Several recent modeling studies provide evidence of the levels of coverage of HIV prevention services that will likely be required to reduce HIV incidence among MSM. Agent-based simulation models allow researchers to test counterfactual scenarios and estimate the impact on HIV incidence of implementing different combinations of prevention tools at varying levels of coverage. In a model of the US epidemic based on the PUMA transmission model of Goodreau et al. , researchers determined that providing PrEP to 40 % of behaviorally eligible MSM would result in a roughly 25 % reduction in new HIV infections . Brookmeyer et al. found similar results in a model of HIV transmission among South African MSM, noting that a package of 50 % coverage of preexposure prophylaxis among high-risk MSM, 50 % reduction in “never tested” MSM, and a 50 % increase in ART coverage of MSM living with HIV would be required to achieve a one third reduction in new HIV infections . Khanna et al. reported that simply increasing HIV testing frequency among MSM, even to every 3 or 6 months, was insufficient to reduce new HIV infections, but that personalized testing recommendations for HIV testing frequency were predicted to reduce incidence [15•]. The modeling results highlight two important points: HIV testing alone is unlikely to have a meaningful impact on HIV incidence, and 40–50 % coverage of multiple primary preventions will be required to make meaningful reductions in HIV incidence among MSM.

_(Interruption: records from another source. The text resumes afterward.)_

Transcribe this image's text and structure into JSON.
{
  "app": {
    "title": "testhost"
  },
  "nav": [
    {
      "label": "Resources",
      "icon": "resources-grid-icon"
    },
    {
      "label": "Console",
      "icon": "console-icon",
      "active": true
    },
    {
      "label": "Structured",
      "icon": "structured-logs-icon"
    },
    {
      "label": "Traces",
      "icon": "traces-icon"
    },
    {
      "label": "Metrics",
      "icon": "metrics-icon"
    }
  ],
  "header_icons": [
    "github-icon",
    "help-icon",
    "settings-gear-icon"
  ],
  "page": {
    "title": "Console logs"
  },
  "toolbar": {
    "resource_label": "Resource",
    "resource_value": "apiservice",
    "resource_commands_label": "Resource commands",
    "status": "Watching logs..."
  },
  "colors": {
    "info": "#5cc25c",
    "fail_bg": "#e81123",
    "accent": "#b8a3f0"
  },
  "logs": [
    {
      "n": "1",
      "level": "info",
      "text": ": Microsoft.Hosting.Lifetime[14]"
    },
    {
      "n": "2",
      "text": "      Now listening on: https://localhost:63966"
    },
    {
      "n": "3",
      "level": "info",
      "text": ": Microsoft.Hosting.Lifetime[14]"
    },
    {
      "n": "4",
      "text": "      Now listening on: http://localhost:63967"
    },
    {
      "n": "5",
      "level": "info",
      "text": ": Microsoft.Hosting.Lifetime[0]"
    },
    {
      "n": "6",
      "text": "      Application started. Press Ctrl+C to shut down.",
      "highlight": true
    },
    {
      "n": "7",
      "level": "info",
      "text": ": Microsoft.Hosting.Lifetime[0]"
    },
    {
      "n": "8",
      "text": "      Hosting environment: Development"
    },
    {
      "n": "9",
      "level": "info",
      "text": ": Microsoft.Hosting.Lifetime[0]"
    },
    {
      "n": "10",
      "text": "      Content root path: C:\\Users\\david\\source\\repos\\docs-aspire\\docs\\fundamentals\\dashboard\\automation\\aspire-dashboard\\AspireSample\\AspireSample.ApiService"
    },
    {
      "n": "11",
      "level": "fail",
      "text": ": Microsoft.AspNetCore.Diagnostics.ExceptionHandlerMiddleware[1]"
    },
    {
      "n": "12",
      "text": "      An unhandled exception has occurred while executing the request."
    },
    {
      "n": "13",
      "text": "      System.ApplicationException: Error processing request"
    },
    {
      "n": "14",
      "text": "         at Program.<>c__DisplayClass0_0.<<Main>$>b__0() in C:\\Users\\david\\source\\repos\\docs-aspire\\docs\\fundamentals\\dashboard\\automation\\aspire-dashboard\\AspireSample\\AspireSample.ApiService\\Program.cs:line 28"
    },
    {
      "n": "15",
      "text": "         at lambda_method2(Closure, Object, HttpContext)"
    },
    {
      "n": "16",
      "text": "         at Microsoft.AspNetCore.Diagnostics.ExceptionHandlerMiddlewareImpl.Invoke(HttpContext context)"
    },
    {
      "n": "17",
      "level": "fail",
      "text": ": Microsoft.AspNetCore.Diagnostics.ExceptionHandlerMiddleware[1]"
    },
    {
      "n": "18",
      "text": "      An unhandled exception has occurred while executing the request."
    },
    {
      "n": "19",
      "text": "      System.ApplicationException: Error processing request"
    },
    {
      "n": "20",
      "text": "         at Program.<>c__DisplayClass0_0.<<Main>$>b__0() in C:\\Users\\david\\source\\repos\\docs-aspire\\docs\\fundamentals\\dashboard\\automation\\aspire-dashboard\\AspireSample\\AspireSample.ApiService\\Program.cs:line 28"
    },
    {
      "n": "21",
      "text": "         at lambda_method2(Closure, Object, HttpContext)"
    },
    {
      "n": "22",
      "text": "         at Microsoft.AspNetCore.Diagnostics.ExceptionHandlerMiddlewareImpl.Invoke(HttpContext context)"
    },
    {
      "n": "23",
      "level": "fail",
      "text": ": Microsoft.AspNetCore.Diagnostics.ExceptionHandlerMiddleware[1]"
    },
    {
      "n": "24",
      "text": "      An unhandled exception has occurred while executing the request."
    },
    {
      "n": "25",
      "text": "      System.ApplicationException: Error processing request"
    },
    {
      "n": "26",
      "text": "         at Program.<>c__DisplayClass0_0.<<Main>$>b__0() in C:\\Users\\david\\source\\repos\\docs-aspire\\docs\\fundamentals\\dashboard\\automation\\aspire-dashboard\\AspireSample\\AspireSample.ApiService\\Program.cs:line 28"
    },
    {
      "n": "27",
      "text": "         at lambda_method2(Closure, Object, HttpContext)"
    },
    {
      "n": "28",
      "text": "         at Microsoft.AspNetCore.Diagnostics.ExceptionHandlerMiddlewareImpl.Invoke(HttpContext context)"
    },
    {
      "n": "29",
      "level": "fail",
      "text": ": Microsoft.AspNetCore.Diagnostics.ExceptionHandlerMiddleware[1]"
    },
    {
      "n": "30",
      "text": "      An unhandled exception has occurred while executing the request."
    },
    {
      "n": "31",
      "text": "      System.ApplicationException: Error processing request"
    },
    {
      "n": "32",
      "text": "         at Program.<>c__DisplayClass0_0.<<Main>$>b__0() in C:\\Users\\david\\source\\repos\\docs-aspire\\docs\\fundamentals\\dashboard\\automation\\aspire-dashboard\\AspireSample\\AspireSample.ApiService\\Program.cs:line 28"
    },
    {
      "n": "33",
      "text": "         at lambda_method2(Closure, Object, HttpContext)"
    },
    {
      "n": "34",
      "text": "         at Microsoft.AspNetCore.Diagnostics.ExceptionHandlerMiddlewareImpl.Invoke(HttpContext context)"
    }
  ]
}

How Are We Doing with Coverage Levels of HIV Prevention Among MSM in the USA?
Figure 1 depicts the estimated coverage of primary HIV prevention interventions for MSM in the USA, according to three data sources that represent large numbers of diverse MSM or a probability sample of MSM: the National HIV Behavioral Surveillance System for MSM [16, 17], the American Men’s Internet Survey , and a 2014 Kaiser Family Foundation population-based sample of MSM . The results show that for most primary prevention modalities, coverage is substantially less than the 40–50 % target coverage that is estimated to be needed to result in meaningful reductions in HIV incidence among MSM. Only self-reported HIV testing in the past 12 months and receipt of free condoms reach the 40 % threshold. A web supplement with interactive charts that depict coverage of specific interventions among MSM by age, race, income, education, identity, sexual identity, and rural/urban residence is available (https://jebjones.shinyapps.io/intervention_coverage).